They have the same last name but they have nothing in common. This discussion is not about siblings, its about biogenerics. Joined by the same suffix, these two classes of pharmaceuticals share nothing. Generics are known for profits, low cost manufacturing and good export markets. And these are exactly the characteristics absent in biogenerics; with high manufacturing and maintenance costs, regulatory issues and entry barriers to regulated markets. However, it is too soon to judge them as they have a long way to go. The cover story focuses on future and trends of biogenerics.
We talked a lot about the Indian markets. Hence, this time we decided to take a trip to Europe to discuss the Italian market. Though people tend the put EU in the same basket, its not rational to do so since there are few similarities between all the countries. And of all the countries, Italy is distinct with its almost virgin generics industry which is the most inviting feature for Indian companies set shop there. Also, the country is tilting towards generics, making it a sumptuous meal. Manuela Cimini, Managing Director, Learning Edge, Italy discusses these matters in the Management cover interview.

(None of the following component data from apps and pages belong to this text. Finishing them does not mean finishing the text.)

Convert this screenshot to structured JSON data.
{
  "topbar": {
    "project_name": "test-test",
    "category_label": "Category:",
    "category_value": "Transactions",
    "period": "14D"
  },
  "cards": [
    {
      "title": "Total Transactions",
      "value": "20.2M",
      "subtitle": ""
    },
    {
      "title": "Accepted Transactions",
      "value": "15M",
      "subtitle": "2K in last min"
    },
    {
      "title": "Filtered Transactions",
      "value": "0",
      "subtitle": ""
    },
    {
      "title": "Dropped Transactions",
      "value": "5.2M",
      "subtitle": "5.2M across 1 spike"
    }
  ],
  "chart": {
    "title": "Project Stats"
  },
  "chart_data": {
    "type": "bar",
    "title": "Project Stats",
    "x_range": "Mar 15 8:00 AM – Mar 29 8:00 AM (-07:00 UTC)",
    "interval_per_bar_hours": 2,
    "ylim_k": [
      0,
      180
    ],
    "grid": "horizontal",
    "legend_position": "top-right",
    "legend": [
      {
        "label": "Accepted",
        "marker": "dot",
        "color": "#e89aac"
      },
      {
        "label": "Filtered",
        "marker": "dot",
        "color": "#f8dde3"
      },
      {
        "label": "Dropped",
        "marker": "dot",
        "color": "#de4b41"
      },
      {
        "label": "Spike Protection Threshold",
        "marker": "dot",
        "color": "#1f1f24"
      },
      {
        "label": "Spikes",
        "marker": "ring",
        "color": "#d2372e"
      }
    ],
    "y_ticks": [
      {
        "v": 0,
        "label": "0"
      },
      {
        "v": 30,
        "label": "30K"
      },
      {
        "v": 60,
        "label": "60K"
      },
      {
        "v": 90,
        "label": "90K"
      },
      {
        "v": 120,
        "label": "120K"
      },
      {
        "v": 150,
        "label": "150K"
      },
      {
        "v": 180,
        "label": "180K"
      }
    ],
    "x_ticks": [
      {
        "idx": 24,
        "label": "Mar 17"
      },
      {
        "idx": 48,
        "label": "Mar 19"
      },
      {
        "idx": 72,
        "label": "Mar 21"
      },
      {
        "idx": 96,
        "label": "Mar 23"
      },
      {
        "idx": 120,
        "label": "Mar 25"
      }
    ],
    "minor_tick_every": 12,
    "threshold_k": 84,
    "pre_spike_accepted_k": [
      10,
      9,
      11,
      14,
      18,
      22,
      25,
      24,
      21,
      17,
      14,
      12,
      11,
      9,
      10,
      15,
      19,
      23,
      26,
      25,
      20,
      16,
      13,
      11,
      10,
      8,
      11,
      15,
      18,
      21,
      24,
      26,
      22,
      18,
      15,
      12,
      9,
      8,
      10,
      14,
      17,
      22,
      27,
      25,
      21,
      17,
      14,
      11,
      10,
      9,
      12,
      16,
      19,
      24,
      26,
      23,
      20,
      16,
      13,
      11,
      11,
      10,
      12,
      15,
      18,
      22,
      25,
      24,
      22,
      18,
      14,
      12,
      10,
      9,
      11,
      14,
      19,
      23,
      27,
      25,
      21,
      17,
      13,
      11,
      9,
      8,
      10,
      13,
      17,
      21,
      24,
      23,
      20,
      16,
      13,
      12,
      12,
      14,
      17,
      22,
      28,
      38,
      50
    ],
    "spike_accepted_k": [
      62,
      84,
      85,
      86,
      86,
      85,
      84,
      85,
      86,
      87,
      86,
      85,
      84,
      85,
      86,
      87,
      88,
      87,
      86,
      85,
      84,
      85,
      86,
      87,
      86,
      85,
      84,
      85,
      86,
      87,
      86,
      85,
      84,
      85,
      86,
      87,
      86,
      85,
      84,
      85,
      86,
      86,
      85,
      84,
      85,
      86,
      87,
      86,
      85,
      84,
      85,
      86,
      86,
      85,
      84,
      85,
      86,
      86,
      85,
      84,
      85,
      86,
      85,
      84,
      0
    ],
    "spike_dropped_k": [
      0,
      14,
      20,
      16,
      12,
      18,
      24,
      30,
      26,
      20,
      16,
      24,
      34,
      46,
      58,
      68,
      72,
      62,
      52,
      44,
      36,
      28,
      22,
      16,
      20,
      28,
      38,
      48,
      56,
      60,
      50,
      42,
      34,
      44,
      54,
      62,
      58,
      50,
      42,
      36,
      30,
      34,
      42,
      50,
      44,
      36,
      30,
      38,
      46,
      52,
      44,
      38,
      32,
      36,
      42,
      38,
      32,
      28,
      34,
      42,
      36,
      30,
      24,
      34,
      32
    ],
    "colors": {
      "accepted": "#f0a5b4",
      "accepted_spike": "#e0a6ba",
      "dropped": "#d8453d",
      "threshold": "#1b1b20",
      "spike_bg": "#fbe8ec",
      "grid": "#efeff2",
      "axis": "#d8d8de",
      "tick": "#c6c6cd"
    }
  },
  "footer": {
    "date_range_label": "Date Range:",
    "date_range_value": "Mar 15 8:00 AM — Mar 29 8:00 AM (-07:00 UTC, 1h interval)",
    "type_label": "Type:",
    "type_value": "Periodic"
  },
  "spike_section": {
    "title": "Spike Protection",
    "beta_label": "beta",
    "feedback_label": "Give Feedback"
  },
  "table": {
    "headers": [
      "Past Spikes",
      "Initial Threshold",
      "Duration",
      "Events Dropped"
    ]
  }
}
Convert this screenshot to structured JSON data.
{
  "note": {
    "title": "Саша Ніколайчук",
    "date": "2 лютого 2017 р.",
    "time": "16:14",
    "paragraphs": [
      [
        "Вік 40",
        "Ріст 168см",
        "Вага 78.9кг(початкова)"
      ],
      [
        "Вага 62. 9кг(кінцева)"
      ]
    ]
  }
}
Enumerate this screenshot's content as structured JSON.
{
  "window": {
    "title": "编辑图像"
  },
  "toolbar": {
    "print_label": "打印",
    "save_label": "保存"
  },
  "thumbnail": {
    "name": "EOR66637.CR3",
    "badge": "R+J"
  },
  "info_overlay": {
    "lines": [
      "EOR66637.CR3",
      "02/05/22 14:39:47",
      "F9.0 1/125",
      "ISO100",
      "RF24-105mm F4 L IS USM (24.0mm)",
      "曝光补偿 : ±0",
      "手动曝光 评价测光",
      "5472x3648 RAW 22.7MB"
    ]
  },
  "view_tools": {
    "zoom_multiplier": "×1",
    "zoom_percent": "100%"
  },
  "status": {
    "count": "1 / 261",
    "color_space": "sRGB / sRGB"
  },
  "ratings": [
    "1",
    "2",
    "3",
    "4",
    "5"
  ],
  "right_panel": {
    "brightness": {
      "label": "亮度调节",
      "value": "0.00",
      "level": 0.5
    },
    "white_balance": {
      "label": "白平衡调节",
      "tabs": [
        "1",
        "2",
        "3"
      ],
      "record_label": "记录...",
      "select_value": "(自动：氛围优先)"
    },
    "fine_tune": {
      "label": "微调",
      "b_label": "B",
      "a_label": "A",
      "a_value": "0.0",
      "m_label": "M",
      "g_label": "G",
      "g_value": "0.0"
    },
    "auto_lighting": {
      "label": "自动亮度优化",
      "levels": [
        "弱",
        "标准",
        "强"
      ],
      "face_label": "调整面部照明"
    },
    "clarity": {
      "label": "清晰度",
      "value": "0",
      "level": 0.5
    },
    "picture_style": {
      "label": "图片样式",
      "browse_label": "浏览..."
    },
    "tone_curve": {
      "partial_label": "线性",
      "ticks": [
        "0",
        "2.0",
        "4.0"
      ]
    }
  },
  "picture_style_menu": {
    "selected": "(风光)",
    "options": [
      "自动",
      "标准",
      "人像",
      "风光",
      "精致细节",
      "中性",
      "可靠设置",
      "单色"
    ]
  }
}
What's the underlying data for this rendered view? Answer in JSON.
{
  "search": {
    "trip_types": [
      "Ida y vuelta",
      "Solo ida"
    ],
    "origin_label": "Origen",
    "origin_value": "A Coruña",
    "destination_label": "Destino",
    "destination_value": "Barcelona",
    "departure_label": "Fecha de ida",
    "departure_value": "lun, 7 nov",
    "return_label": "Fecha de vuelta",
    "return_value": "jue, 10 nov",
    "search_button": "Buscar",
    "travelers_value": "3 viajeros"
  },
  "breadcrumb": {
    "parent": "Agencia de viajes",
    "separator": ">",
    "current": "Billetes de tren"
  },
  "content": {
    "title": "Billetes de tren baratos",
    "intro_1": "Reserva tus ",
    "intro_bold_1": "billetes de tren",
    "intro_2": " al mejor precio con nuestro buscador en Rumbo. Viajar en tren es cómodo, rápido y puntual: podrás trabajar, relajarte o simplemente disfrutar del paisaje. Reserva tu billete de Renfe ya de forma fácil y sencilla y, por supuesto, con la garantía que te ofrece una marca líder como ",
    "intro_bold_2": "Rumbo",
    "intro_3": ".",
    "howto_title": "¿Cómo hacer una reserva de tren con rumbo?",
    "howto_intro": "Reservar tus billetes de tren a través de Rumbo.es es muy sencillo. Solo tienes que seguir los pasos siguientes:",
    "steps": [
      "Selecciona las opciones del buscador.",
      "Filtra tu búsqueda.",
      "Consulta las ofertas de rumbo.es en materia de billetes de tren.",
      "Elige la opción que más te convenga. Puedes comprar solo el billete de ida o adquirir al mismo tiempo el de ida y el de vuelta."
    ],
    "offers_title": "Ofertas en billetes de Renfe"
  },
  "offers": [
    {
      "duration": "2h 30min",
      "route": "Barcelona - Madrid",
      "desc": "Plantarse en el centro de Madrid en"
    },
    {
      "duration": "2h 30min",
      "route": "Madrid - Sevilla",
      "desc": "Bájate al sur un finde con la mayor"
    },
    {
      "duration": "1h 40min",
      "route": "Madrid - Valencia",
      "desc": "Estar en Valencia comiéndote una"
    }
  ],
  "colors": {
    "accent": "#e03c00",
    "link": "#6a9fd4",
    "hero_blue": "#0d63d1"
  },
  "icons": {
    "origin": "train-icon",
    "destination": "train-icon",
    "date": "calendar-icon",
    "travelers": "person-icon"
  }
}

Talking of different views, it helps sometimes to look at things in the opposite direction. This is exactly what researchers are up to these days in terms of conducting clinical trials. It has become mandatory for proponents of traditional medicine to validate themselves but they feel it is not necessary to go through the entire chain of drug discovery since they have been in use since centuries. This issue’s Research cover discovers the new method of reverse pharmacology.
And there is yet another factor that needs fresh look at! And that is the human factor. No two people are the same and there no way an organisation can treat their workforce across countries in the same way. This issue’s Pharma life cover talks of multi-cultural issues in global corporates.